# [Data entries]
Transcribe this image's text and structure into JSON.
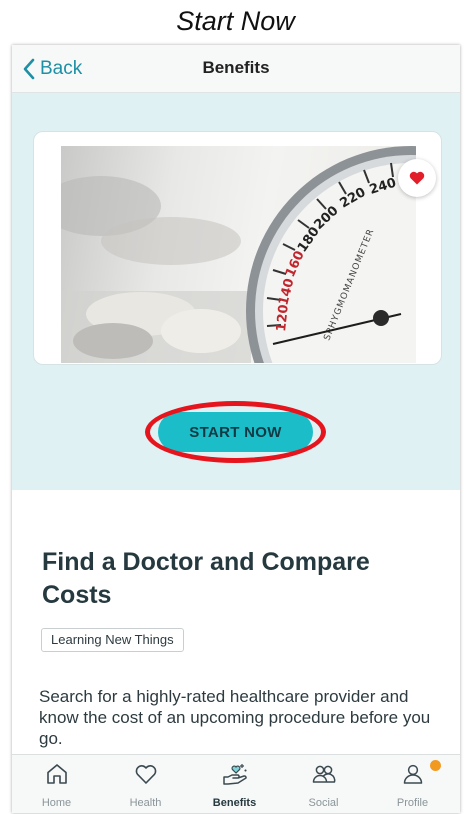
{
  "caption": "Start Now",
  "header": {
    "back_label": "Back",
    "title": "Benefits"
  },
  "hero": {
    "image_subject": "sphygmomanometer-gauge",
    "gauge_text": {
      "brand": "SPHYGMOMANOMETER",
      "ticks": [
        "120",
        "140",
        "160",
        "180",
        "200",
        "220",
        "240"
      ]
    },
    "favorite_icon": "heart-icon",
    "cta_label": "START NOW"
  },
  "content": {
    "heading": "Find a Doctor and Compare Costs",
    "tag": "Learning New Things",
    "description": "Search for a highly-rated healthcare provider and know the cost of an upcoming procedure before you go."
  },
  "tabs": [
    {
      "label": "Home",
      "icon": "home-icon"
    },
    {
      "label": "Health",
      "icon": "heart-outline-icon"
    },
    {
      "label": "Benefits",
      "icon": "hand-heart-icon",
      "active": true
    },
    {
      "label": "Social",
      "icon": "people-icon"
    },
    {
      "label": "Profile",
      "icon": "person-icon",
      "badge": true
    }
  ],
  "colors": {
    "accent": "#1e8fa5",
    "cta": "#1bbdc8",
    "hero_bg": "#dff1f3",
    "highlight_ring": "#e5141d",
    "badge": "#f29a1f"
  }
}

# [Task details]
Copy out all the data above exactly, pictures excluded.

# [Answer below]
Transcribe this image's text and structure into JSON.
{
  "caption": "Start Now",
  "header": {
    "back_label": "Back",
    "title": "Benefits"
  },
  "hero": {
    "image_subject": "sphygmomanometer-gauge",
    "gauge_text": {
      "brand": "SPHYGMOMANOMETER",
      "ticks": [
        "120",
        "140",
        "160",
        "180",
        "200",
        "220",
        "240"
      ]
    },
    "favorite_icon": "heart-icon",
    "cta_label": "START NOW"
  },
  "content": {
    "heading": "Find a Doctor and Compare Costs",
    "tag": "Learning New Things",
    "description": "Search for a highly-rated healthcare provider and know the cost of an upcoming procedure before you go."
  },
  "tabs": [
    {
      "label": "Home",
      "icon": "home-icon"
    },
    {
      "label": "Health",
      "icon": "heart-outline-icon"
    },
    {
      "label": "Benefits",
      "icon": "hand-heart-icon",
      "active": true
    },
    {
      "label": "Social",
      "icon": "people-icon"
    },
    {
      "label": "Profile",
      "icon": "person-icon",
      "badge": true
    }
  ],
  "colors": {
    "accent": "#1e8fa5",
    "cta": "#1bbdc8",
    "hero_bg": "#dff1f3",
    "highlight_ring": "#e5141d",
    "badge": "#f29a1f"
  }
}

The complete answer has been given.